As one of the longest-serving members of the Toolroom team, Pete has heard his fair share of demos. Having worked his way up from Label Assistant to A&R and Artist Manager at the label, Pete has been responsible for signing a raft of artists and singles to the label over the past nine years. Having caught up with A&R Matt Smallwood last month, we spoke to Pete about the question we are asked the most by aspiring producers – what are the best tips to aid the chances of your demo being signed by Toolroom?
Pete’s Top 3 Tips
1. The Personal Approach
‘Without meaning to sound corporate in any way, approaching a label with a demo is kind of similar to how you’d approach a job interview. You’d do your research, find out all about the company, and crucially make sure you know all about the place before you turned up. It’s the same with us – if a producer sends us a demo, with a few words about why the track will fit in with where we are musically, then that goes a long way. It shows you know the sound of the label, and as an A&R it makes me feel this demo has been personally sent to me.
On a similar tip, being personal in how you communicate with the A&R staff can also be really advantageous. I appreciate that A&R contact details can be really hard to find – the weird thing is that even though labels want to be sent lots of music, if they published individual contact details we would get so inundated with emails we wouldn’t be able to get anything done. That said – if you look hard enough – you can find our details. Social media can help – I’d personally say Facebook is a no, you’ve got to be careful not to overstep the line. But Twitter is great for this sort of thing. Strike up conversation with the A&R, give a bit of banter – it all helps in making you stand out from the crowd.’
2. Finishing Touches
‘While we totally understand you are still learning your craft – what you are sending is a ‘demo’, after all – don’t be too hasty to send your track to us once you’ve nailed an idea. You should ask yourself – would this track be even better if I spent just a few more days on it? If so, spend a few more days on it. If on the other hand you’ve got a great idea, but can’t finish it off, don’t be afraid to invest a bit of your money into an external engineering/mastering service to get you over the finish line. If you can’t afford that – look at the plethora of online learning tutorials there are out there. Maybe get yourself a cheap mastering plug-in and use the default setting, if you’re unsure. A little bit of extra EQ work and mastering can make all the difference when an A&R listens to your track and gets that all important first impression of your work. Adding more ‘life’ into the track this way can only help your chances.’
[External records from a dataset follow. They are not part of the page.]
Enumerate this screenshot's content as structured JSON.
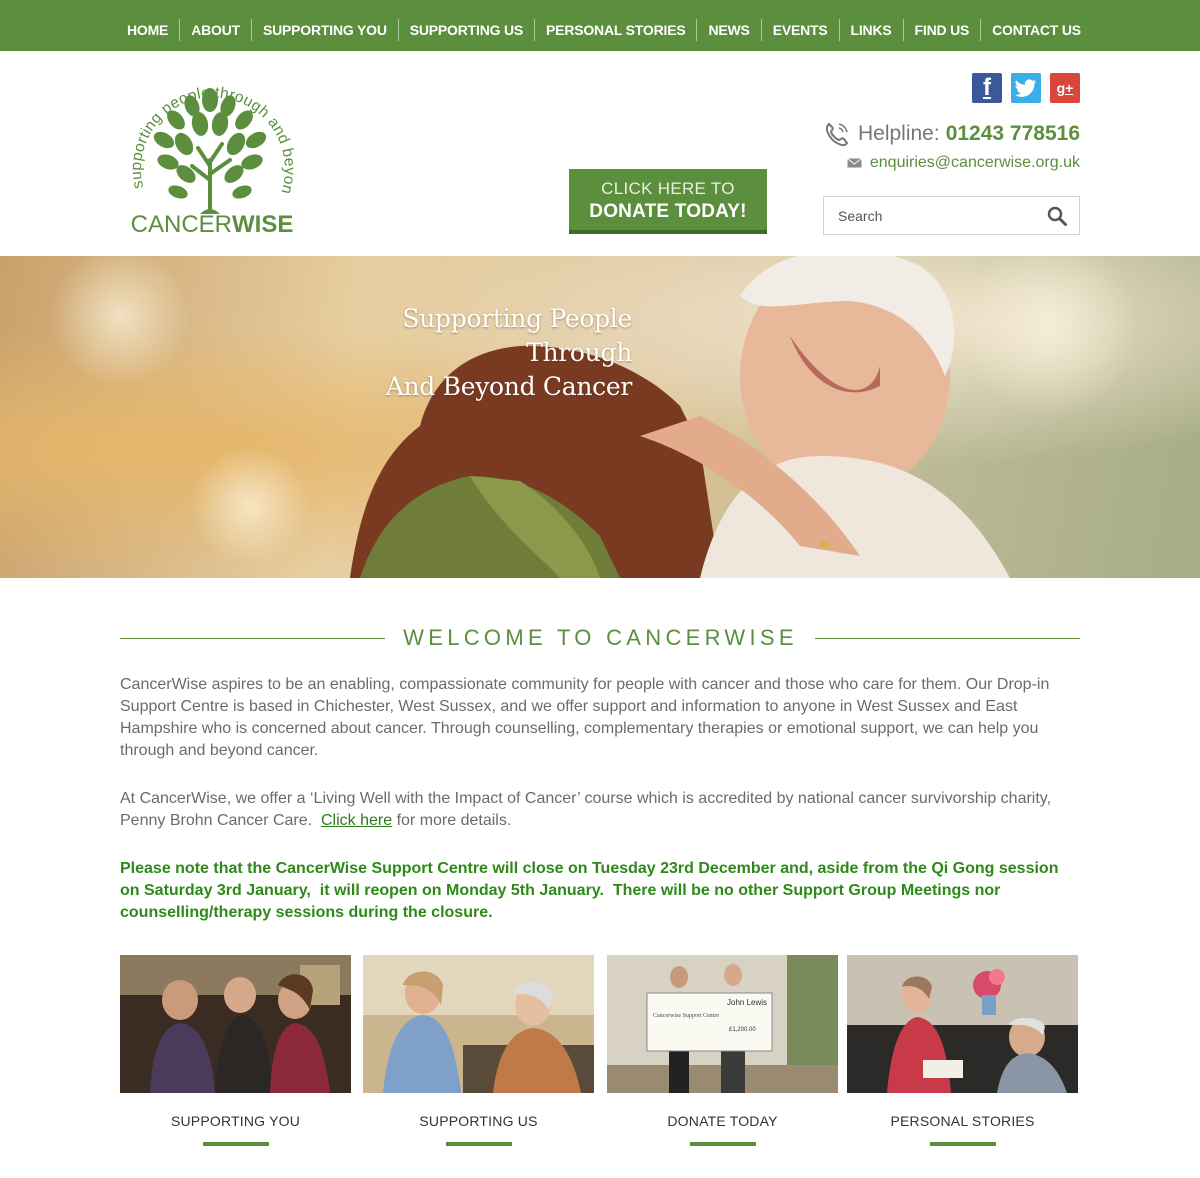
{
  "nav": {
    "items": [
      {
        "label": "HOME"
      },
      {
        "label": "ABOUT"
      },
      {
        "label": "SUPPORTING YOU"
      },
      {
        "label": "SUPPORTING US"
      },
      {
        "label": "PERSONAL STORIES"
      },
      {
        "label": "NEWS"
      },
      {
        "label": "EVENTS"
      },
      {
        "label": "LINKS"
      },
      {
        "label": "FIND US"
      },
      {
        "label": "CONTACT US"
      }
    ]
  },
  "header": {
    "logo_arc_text": "supporting people through and beyond cancer",
    "logo_name_light": "CANCER",
    "logo_name_bold": "WISE",
    "donate_line1": "CLICK HERE TO",
    "donate_line2": "DONATE TODAY!",
    "social": {
      "facebook_icon": "f",
      "twitter_icon": "t",
      "googleplus_icon": "g+"
    },
    "helpline_label": "Helpline:",
    "helpline_number": "01243 778516",
    "email": "enquiries@cancerwise.org.uk",
    "search_placeholder": "Search"
  },
  "hero": {
    "title_line1": "Supporting People Through",
    "title_line2": "And Beyond Cancer"
  },
  "welcome": {
    "heading": "WELCOME TO CANCERWISE",
    "p1": "CancerWise aspires to be an enabling, compassionate community for people with cancer and those who care for them. Our Drop-in Support Centre is based in Chichester, West Sussex, and we offer support and information to anyone in West Sussex and East Hampshire who is concerned about cancer. Through counselling, complementary therapies or emotional support, we can help you through and beyond cancer.",
    "p2_before": "At CancerWise, we offer a ‘Living Well with the Impact of Cancer’ course which is accredited by national cancer survivorship charity, Penny Brohn Cancer Care.  ",
    "p2_link": "Click here",
    "p2_after": " for more details.",
    "notice": "Please note that the CancerWise Support Centre will close on Tuesday 23rd December and, aside from the Qi Gong session on Saturday 3rd January,  it will reopen on Monday 5th January.  There will be no other Support Group Meetings nor counselling/therapy sessions during the closure."
  },
  "tiles": [
    {
      "caption": "SUPPORTING YOU"
    },
    {
      "caption": "SUPPORTING US"
    },
    {
      "caption": "DONATE TODAY"
    },
    {
      "caption": "PERSONAL STORIES"
    }
  ],
  "tile3_cheque": {
    "brand": "John Lewis",
    "payee": "Cancerwise Support Centre",
    "amount": "£1,200.00"
  },
  "colors": {
    "brand_green": "#5b8f3e",
    "notice_green": "#2d8a19",
    "text_grey": "#6b6b6b"
  }
}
‘In terms of how you send us your productions, I’d really recommend not just sending an email with a link. Offer 2-3 options for the A&R – a streaming link (soundcloud is always good); a download link to a 320′ and a download link to a WAV. Please, under any circumstances, do not attached a high-res music file to an email! And finally, please do not get disheartened by knock-backs. I know quite a few high profile acts that didn’t get anywhere with their productions for years – but they kept plugging away, getting better, and eventually they got signed. Stay true to your sound and work hard, and you’ll give yourself the best possible chance.’